**Exercise brief**: Nothing but a number should be given: the count of lines in the listing that include "icon".

^^^^

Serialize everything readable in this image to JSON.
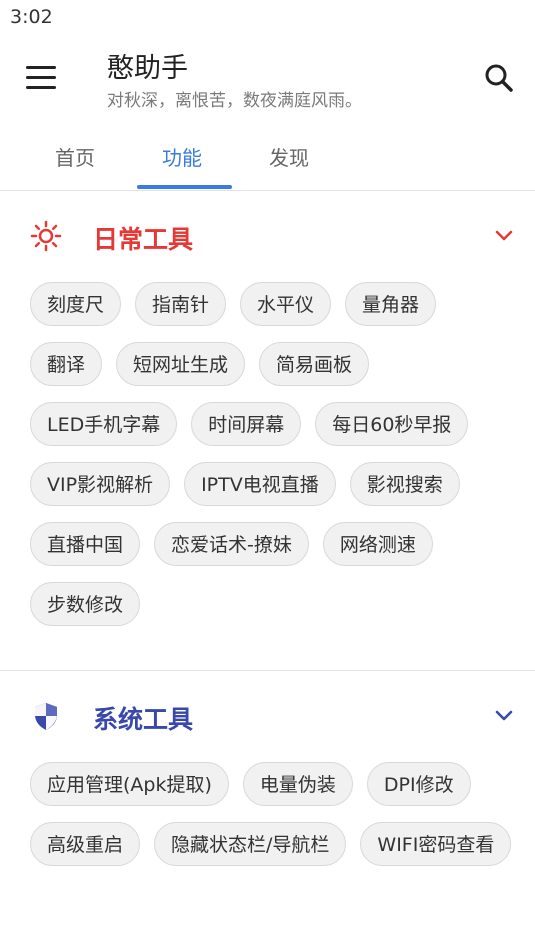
{
  "status": {
    "time": "3:02"
  },
  "header": {
    "title": "憨助手",
    "subtitle": "对秋深，离恨苦，数夜满庭风雨。",
    "menu_icon": "menu-icon",
    "search_icon": "search-icon"
  },
  "tabs": [
    {
      "label": "首页",
      "active": false
    },
    {
      "label": "功能",
      "active": true
    },
    {
      "label": "发现",
      "active": false
    }
  ],
  "colors": {
    "accent": "#3a7be0",
    "daily": "#e53935",
    "system": "#3949ab"
  },
  "sections": {
    "daily": {
      "title": "日常工具",
      "icon": "sun-icon",
      "items": [
        "刻度尺",
        "指南针",
        "水平仪",
        "量角器",
        "翻译",
        "短网址生成",
        "简易画板",
        "LED手机字幕",
        "时间屏幕",
        "每日60秒早报",
        "VIP影视解析",
        "IPTV电视直播",
        "影视搜索",
        "直播中国",
        "恋爱话术-撩妹",
        "网络测速",
        "步数修改"
      ]
    },
    "system": {
      "title": "系统工具",
      "icon": "shield-icon",
      "items": [
        "应用管理(Apk提取)",
        "电量伪装",
        "DPI修改",
        "高级重启",
        "隐藏状态栏/导航栏",
        "WIFI密码查看"
      ]
    }
  }
}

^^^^

**The completed task**: 4